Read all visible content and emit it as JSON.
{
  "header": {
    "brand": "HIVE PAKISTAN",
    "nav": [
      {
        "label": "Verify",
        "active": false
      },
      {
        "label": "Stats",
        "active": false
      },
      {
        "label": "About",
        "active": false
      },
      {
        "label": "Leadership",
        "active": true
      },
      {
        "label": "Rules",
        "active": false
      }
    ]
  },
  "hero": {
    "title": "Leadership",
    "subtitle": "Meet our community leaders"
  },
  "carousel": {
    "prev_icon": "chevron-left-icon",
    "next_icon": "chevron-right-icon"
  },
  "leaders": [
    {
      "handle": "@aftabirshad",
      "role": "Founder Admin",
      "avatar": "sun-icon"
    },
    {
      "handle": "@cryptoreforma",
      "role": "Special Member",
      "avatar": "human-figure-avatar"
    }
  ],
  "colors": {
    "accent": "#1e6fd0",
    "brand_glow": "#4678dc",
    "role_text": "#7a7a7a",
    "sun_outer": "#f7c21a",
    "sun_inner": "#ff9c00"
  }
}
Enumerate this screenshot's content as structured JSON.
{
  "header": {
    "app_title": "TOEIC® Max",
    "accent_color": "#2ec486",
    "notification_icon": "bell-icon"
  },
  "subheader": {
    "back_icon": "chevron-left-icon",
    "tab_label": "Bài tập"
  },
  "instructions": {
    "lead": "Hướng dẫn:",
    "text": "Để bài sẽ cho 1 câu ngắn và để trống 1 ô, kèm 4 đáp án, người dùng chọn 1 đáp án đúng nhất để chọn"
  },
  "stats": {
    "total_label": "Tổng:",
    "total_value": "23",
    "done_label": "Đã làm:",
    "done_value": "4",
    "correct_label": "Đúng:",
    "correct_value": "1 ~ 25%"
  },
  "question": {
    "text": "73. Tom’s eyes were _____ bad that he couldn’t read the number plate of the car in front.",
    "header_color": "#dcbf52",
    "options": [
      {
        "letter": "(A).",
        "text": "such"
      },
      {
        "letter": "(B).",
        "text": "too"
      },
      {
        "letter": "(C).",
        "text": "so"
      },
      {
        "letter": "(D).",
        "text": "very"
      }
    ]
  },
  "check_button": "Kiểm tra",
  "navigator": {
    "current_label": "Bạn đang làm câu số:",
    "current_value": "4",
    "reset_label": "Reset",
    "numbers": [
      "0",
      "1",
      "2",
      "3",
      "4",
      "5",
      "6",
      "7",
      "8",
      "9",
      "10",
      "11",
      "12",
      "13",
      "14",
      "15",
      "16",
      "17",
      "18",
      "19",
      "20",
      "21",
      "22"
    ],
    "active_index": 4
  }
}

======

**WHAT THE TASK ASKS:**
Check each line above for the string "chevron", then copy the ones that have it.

**OUTPUT FOR THIS EXERCISE:**
    "prev_icon": "chevron-left-icon",
    "next_icon": "chevron-right-icon"
    "back_icon": "chevron-left-icon",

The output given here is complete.